Which lines of the listing below contain the word "prproj"? Return them.

---------------

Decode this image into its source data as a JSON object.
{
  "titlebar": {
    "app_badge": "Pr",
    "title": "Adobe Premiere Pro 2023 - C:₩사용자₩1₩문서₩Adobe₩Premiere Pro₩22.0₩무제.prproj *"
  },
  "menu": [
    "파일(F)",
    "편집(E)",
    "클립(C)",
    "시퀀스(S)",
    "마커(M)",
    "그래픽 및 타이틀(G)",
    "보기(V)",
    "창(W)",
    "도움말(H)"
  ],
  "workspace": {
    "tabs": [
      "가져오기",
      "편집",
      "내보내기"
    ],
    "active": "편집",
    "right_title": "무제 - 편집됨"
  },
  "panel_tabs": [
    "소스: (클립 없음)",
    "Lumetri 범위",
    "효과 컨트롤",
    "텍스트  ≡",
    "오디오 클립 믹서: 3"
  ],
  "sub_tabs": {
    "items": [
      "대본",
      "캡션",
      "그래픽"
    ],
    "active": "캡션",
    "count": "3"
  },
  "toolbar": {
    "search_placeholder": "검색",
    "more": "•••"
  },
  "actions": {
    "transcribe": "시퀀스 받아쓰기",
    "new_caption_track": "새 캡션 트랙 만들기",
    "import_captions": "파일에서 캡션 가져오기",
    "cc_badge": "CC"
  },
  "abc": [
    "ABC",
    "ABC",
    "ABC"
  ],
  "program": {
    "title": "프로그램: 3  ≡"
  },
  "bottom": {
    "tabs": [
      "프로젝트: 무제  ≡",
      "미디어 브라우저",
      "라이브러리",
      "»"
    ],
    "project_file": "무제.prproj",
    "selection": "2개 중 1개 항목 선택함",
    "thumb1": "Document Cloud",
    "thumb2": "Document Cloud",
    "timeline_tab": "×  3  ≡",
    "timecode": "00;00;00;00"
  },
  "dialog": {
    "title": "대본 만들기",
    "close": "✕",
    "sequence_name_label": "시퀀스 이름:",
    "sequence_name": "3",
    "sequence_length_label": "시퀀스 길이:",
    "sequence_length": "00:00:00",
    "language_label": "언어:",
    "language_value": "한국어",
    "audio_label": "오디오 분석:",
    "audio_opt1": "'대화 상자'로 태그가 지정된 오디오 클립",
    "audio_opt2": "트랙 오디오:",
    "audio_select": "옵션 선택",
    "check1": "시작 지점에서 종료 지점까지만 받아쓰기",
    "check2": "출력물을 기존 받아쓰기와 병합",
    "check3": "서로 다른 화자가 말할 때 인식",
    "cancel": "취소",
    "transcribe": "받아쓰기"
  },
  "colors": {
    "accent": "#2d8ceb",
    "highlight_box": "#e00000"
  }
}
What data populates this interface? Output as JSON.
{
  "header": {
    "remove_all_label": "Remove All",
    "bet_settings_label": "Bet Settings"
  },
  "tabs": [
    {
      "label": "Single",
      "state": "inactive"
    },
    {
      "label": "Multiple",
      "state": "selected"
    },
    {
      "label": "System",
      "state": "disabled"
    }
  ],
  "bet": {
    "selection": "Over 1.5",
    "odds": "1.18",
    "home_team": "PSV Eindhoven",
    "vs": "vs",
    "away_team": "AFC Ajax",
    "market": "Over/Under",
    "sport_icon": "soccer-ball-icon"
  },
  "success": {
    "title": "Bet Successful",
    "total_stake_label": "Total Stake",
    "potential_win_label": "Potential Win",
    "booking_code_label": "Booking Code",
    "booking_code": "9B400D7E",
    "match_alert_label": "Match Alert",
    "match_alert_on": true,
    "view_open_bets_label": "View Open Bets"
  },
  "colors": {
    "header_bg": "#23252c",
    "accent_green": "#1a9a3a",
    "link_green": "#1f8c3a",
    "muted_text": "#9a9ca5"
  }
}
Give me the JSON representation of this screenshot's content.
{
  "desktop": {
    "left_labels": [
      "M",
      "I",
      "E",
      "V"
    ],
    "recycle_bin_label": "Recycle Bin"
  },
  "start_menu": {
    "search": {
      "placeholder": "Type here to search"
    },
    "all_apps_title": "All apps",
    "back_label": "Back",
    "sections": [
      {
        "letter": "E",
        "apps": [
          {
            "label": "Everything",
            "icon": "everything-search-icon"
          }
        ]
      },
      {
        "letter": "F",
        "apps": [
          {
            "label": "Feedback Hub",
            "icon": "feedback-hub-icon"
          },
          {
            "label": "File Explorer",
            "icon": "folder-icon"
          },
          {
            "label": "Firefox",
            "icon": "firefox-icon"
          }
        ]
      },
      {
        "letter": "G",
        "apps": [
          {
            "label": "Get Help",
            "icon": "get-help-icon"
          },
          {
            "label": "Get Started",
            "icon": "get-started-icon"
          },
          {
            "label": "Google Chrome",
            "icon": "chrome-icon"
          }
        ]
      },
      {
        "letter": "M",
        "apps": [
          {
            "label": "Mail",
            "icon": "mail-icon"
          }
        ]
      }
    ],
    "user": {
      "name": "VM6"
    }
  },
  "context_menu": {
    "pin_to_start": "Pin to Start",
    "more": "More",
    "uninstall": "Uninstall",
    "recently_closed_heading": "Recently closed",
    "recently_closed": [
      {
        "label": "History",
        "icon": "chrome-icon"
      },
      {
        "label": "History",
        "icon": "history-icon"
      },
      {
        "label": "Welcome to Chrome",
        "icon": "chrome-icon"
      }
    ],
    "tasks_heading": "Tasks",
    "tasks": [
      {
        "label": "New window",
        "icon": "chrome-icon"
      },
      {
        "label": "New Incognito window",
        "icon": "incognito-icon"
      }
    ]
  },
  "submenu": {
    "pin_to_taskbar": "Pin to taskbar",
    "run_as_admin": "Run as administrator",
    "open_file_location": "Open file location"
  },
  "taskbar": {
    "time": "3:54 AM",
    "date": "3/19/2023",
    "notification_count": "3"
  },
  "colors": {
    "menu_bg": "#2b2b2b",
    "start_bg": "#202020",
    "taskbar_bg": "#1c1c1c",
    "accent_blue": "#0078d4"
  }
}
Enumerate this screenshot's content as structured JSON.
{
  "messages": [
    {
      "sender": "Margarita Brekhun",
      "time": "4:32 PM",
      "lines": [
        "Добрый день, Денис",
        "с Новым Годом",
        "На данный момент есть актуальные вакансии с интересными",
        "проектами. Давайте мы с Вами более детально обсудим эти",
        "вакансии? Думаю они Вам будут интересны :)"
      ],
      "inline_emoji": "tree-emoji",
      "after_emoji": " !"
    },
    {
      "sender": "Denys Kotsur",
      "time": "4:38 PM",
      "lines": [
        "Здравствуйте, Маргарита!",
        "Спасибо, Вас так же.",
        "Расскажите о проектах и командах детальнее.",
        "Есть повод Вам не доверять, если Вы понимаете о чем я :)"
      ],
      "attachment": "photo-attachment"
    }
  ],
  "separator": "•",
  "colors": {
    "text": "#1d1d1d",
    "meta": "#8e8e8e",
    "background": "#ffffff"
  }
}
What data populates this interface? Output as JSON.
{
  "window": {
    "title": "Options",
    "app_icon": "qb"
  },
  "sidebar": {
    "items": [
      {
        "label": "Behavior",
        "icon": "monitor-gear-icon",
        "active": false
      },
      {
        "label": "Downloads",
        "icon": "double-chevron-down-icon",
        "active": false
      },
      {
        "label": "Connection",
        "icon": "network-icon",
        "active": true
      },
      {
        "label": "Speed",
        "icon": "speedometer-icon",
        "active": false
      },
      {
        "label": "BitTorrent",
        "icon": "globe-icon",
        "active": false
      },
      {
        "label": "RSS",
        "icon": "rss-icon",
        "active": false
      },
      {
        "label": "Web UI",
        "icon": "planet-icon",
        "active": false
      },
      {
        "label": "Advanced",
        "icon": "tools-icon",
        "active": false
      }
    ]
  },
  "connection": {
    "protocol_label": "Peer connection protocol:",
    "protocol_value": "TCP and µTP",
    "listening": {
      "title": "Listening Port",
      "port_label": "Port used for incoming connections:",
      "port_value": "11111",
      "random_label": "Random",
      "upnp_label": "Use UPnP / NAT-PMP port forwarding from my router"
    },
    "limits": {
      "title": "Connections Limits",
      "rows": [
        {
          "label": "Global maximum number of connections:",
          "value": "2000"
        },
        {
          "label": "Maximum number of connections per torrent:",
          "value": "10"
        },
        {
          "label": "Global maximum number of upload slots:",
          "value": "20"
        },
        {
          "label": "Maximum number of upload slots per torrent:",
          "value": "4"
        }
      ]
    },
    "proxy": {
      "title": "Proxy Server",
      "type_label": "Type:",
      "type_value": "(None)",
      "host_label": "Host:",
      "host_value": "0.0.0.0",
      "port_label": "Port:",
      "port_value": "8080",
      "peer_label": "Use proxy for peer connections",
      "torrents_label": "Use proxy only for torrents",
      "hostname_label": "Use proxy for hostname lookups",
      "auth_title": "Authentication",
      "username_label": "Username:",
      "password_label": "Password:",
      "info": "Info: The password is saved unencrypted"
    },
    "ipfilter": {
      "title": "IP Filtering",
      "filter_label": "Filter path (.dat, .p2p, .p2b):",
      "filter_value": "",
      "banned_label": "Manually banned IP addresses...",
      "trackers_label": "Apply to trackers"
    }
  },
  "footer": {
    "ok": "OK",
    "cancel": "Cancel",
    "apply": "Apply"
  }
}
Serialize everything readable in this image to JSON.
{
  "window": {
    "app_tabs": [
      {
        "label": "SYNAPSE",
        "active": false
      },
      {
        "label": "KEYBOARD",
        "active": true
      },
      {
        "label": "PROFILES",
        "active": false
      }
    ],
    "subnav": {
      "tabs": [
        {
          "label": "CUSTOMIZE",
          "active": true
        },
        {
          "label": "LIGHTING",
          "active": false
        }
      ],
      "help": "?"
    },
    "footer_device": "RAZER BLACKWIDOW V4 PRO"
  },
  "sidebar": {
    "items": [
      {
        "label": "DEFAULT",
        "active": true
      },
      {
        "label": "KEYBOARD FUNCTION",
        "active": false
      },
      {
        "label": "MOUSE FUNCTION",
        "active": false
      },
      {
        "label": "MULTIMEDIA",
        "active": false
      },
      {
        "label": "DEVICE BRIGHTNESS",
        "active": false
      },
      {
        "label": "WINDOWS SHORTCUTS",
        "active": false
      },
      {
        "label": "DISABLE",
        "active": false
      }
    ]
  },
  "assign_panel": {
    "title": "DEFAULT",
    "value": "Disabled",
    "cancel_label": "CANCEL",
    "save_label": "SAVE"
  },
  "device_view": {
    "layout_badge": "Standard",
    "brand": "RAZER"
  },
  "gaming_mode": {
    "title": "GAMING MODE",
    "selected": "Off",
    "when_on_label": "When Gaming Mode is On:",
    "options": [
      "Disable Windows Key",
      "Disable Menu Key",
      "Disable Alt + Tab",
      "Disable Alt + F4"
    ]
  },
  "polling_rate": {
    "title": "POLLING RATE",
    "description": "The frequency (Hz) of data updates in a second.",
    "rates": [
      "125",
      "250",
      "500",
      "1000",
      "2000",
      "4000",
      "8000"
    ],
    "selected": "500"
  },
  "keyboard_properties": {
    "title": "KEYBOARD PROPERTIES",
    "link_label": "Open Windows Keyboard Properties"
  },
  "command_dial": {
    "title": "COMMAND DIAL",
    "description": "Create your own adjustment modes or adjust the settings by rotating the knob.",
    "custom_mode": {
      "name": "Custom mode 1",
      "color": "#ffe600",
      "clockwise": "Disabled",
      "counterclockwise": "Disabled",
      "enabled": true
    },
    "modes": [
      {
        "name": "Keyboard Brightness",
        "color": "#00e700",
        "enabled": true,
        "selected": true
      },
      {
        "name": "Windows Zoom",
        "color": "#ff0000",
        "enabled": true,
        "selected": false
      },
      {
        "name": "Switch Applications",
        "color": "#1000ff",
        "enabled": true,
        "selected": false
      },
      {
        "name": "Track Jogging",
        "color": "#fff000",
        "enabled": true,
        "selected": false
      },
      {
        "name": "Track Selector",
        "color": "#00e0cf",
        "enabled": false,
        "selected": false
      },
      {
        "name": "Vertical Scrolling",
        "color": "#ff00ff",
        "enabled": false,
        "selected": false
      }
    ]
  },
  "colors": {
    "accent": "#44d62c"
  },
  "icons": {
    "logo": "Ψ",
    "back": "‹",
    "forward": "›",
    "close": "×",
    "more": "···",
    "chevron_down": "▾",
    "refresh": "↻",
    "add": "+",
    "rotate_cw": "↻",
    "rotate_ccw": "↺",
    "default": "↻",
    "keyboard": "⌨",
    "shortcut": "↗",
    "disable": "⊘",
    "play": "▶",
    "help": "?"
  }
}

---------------

▶ [OUTPUT]:
    "title": "Adobe Premiere Pro 2023 - C:₩사용자₩1₩문서₩Adobe₩Premiere Pro₩22.0₩무제.prproj *"
    "project_file": "무제.prproj",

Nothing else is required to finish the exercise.